If you are lucky and/or savvy enough to run a company that makes a steady profit and also has the potential for enormous growth and scale, you could be in that sweet spot where you could take your pick of loan capital or investor capital. In that case, you still want to be mindful of your vision and what you emphasize when talking to each audience.

Refine Your Vision, And Practice

Now that you’ve picked a vision and a target audience, go back and look at your pitch deck with a critical eye. Or, record yourself talking about your business and then listen to the recording. Get an uninterested third party to do the same, if you can.

Put yourself in the shoes of an investor or a banker and ask yourself whether your pitch clearly shows how putting money into your business has a good chance of creating more value in the business and more money back to the banker or investor. If it doesn’t, start making some changes to align your vision with your intended audience.

Vision Will Get You In The Door, But Then It’s Time To Produce Receipts

Okay, let’s say that you’ve sold the right vision to the right person. That should get you in the door. The next step is where the devil gets into the details.

To raise money, it’s critical to be polished on the inside, not just the outside. The people who make decisions about investments or loans generally have a responsibility to ensure you can back your vision up with receipts. They need to make sure that you have a properly set up, functioning business that is unlikely to suddenly close down and disappear. They will want proof of any claims you are making about your progress, partners, and profits.

A non-exhaustive list of what you’ll want to have ready to go:

  • Basic legal documents. Papers showing how you set up your legal entity, your bylaws/operating agreement, and a list of the people who are owners/investors in your business.
  • Contracts or letters of intent with key humans and/or strategic customers or partners.
  • Financial projections and/or profit and loss statements that track with your vision.

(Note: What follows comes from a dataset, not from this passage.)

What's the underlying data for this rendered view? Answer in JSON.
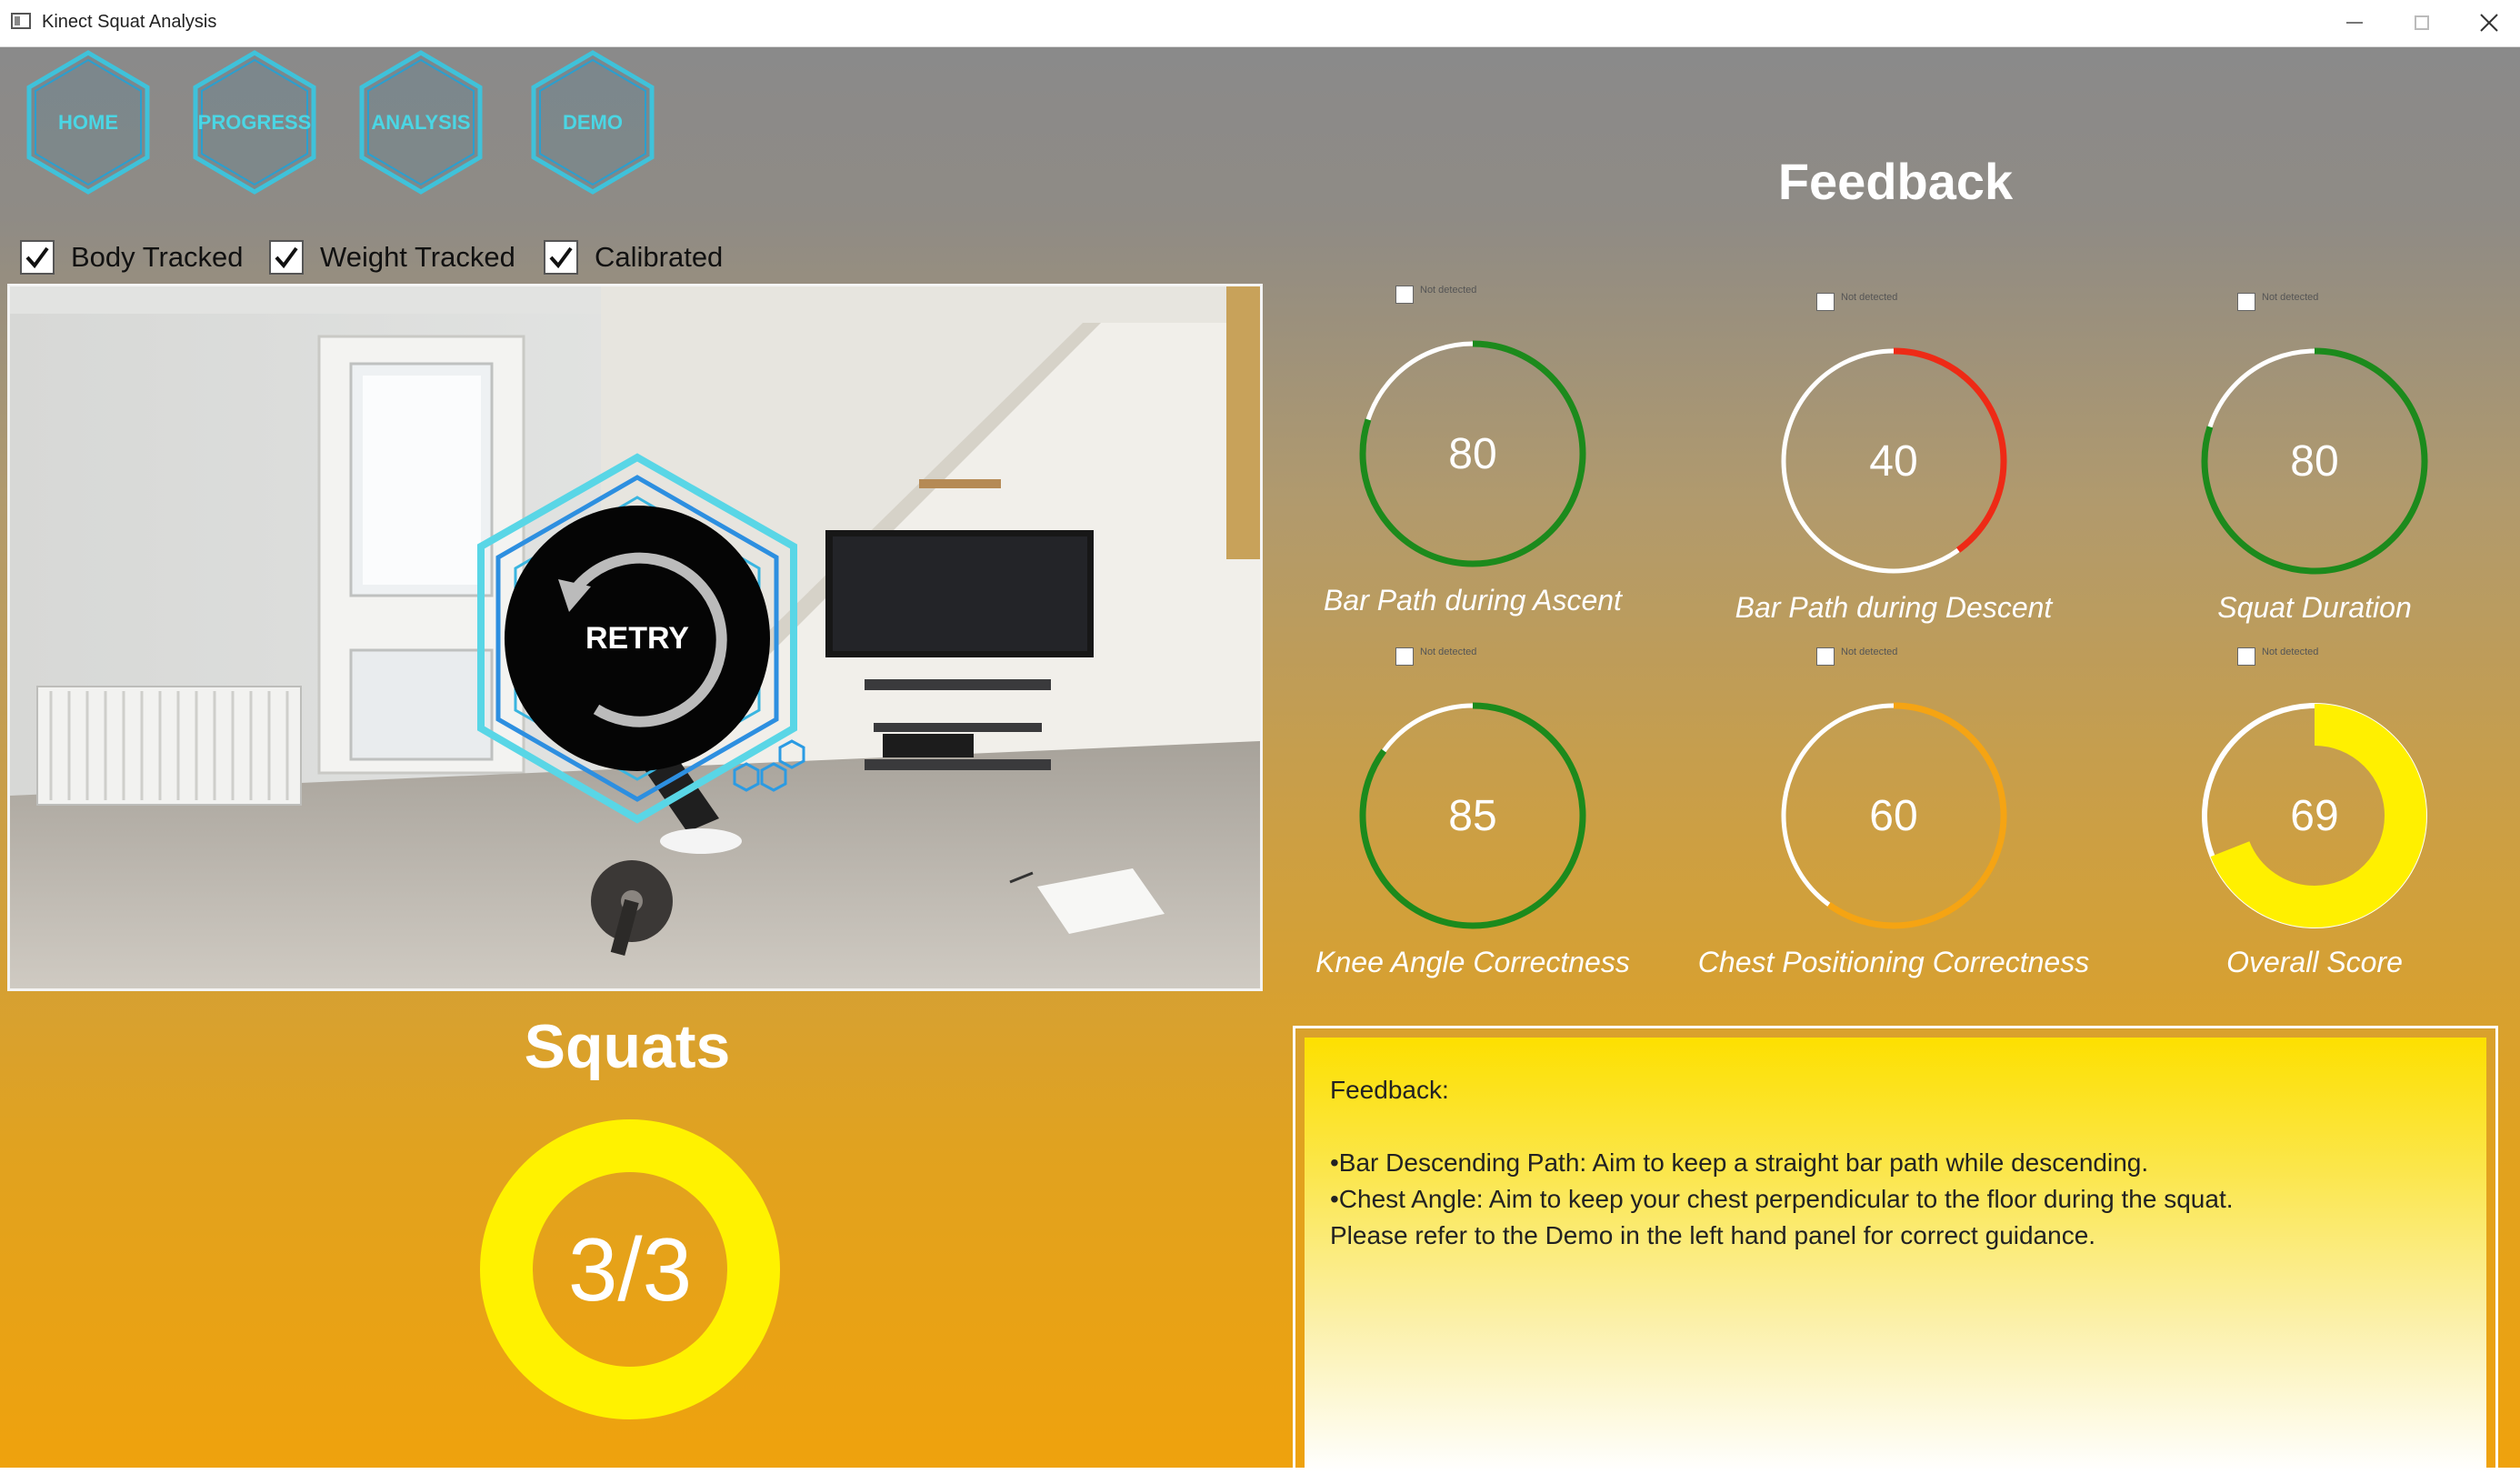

Make sure you are able to explain key assumptions.
  • Basic information about your product and how you plan to grow sales and revenue.
  • Protection of intellectual property (IP): Show you have protected your inventions with patents or your brand name with a trademark. Also show you have agreements in place with contractors and/or employees that protects your company’s valuable IP.

Get Organized, Stand Out

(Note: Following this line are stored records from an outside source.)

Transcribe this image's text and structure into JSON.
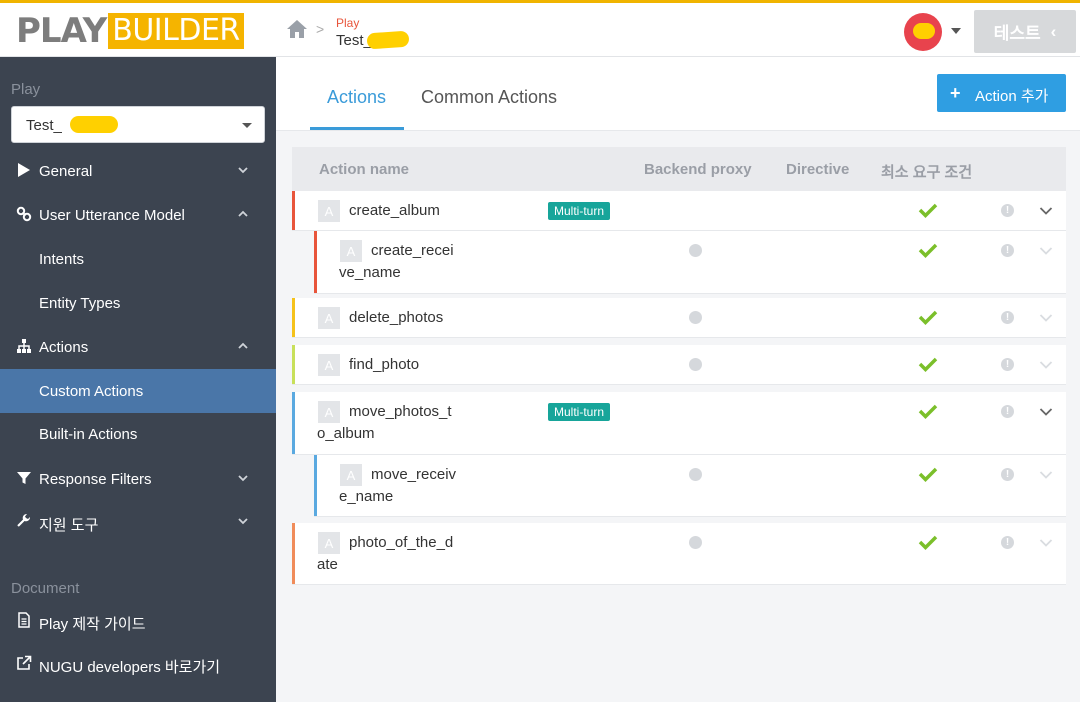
{
  "header": {
    "logo_play": "PLAY",
    "logo_builder": "BUILDER",
    "breadcrumb_top": "Play",
    "breadcrumb_bottom": "Test_",
    "test_button": "테스트"
  },
  "sidebar": {
    "play_section": "Play",
    "play_select_value": "Test_",
    "items": [
      {
        "label": "General",
        "icon": "play-icon",
        "expanded": false
      },
      {
        "label": "User Utterance Model",
        "icon": "link-icon",
        "expanded": true
      },
      {
        "label": "Intents"
      },
      {
        "label": "Entity Types"
      },
      {
        "label": "Actions",
        "icon": "sitemap-icon",
        "expanded": true
      },
      {
        "label": "Custom Actions",
        "active": true
      },
      {
        "label": "Built-in Actions"
      },
      {
        "label": "Response Filters",
        "icon": "filter-icon",
        "expanded": false
      },
      {
        "label": "지원 도구",
        "icon": "wrench-icon",
        "expanded": false
      }
    ],
    "document_section": "Document",
    "doc_items": [
      {
        "label": "Play 제작 가이드",
        "icon": "document-icon"
      },
      {
        "label": "NUGU developers 바로가기",
        "icon": "external-link-icon"
      }
    ]
  },
  "main": {
    "tabs": [
      {
        "label": "Actions",
        "active": true
      },
      {
        "label": "Common Actions",
        "active": false
      }
    ],
    "add_button": "Action 추가",
    "columns": [
      "Action name",
      "Backend proxy",
      "Directive",
      "최소 요구 조건"
    ],
    "badge_letter": "A",
    "multiturn_label": "Multi-turn",
    "rows": [
      {
        "name": "create_album",
        "multiturn": true,
        "proxy": false,
        "check": true,
        "color": "#e8553b",
        "chev": "dark"
      },
      {
        "name": "create_receive_name",
        "name_l1": "create_recei",
        "name_l2": "ve_name",
        "child": true,
        "proxy": true,
        "check": true,
        "color": "#e8553b",
        "chev": "light"
      },
      {
        "name": "delete_photos",
        "proxy": true,
        "check": true,
        "color": "#f5c21b",
        "chev": "light"
      },
      {
        "name": "find_photo",
        "proxy": true,
        "check": true,
        "color": "#c8e05a",
        "chev": "light"
      },
      {
        "name": "move_photos_to_album",
        "name_l1": "move_photos_t",
        "name_l2": "o_album",
        "multiturn": true,
        "proxy": false,
        "check": true,
        "color": "#5aa9e0",
        "chev": "dark"
      },
      {
        "name": "move_receive_name",
        "name_l1": "move_receiv",
        "name_l2": "e_name",
        "child": true,
        "proxy": true,
        "check": true,
        "color": "#5aa9e0",
        "chev": "light"
      },
      {
        "name": "photo_of_the_date",
        "name_l1": "photo_of_the_d",
        "name_l2": "ate",
        "proxy": true,
        "check": true,
        "color": "#f08c5a",
        "chev": "light"
      }
    ]
  },
  "colors": {
    "sidebar_bg": "#3c4450",
    "active_nav": "#4a76a8",
    "accent_blue": "#2f9ee2",
    "logo_yellow": "#f5b400",
    "multiturn_teal": "#17a59a",
    "check_green": "#7bbf2a"
  }
}
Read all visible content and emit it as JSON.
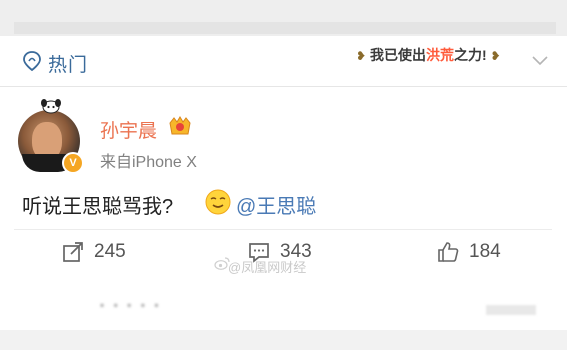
{
  "header": {
    "section_label": "热门",
    "slogan_prefix": "我已使出",
    "slogan_highlight": "洪荒",
    "slogan_suffix": "之力!"
  },
  "post": {
    "username": "孙宇晨",
    "source": "来自iPhone X",
    "text": "听说王思聪骂我?",
    "mention": "@王思聪",
    "name_color": "#eb7350",
    "mention_color": "#4a7ab5"
  },
  "actions": {
    "repost_count": "245",
    "comment_count": "343",
    "like_count": "184"
  },
  "watermark": "@凤凰网财经"
}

A little extra polish can go a long way. Taking the extra time to present your company information and documents in an organized fashion makes more of a difference than it should. Human brains are looking for ease, and good organization is an easy proxy for competence. Emotionally, it’s the difference between opening a messy, dusty closet versus the sparkling clean closet you just organized.

Don’t send a prospective investor or banker a file folder with a bunch of random documents inside with weird, incomprehensible file names. Take the extra half hour to present a folder with labeled, numbered subfolders that contain documents with file names that make sense.

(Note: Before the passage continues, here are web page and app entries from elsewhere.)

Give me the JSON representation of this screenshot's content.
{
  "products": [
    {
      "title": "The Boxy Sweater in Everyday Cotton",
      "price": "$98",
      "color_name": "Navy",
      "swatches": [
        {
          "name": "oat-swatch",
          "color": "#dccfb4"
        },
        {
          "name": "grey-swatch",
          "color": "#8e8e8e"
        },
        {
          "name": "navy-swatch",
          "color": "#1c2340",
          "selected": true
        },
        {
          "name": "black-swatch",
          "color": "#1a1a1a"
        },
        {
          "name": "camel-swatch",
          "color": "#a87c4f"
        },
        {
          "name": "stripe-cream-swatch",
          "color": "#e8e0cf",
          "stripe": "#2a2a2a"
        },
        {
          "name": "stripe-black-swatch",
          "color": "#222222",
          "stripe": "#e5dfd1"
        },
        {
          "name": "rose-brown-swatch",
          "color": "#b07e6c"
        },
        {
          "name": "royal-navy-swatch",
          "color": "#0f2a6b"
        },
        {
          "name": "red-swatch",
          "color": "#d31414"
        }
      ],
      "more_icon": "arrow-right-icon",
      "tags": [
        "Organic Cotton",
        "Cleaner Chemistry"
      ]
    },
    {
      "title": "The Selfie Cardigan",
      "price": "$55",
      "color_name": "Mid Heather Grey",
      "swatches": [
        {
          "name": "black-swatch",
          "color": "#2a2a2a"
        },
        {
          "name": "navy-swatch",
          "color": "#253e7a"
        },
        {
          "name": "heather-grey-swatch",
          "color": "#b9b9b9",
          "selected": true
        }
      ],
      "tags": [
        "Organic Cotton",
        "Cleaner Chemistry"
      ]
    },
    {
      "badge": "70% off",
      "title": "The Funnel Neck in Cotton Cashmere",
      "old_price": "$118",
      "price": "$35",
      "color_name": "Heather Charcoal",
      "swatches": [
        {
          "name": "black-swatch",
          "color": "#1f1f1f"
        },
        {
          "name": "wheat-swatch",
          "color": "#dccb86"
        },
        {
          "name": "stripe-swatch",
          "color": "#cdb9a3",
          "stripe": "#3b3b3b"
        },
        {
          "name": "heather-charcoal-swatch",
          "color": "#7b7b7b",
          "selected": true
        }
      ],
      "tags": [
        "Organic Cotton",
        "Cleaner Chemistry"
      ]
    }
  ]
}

Take a look at the folder of documents you plan to share, and imagine you are a stranger who has never seen it before. Go back in, fix file names, and group documents into categorized subfolders (legal, financial, HR, intellectual property, etc.). This makes whoever is looking at the folder’s job so much easier and increases their confidence in your ability to run a successful business.

Humans are emotional creatures - even bankers and investors! Making a good impression with your business documents is smart and can make the process of bringing funds into your company much smoother.

Take Action

To sum up, if you want to bring other people’s money into your business, you have to sell the right vision (big & fast vs. moderate & steady) and then back it up with organized receipts (legal, financial, IP). Showing you understand business fundamentals and have your ducks in a row goes a long way toward convincing a potential funder to allocate funds to your business.

Your action items:

  • Review and refine your pitch
  • Gather and/or create documentation
  • Organize your documents before sharing
  • Share, and get feedback as you go!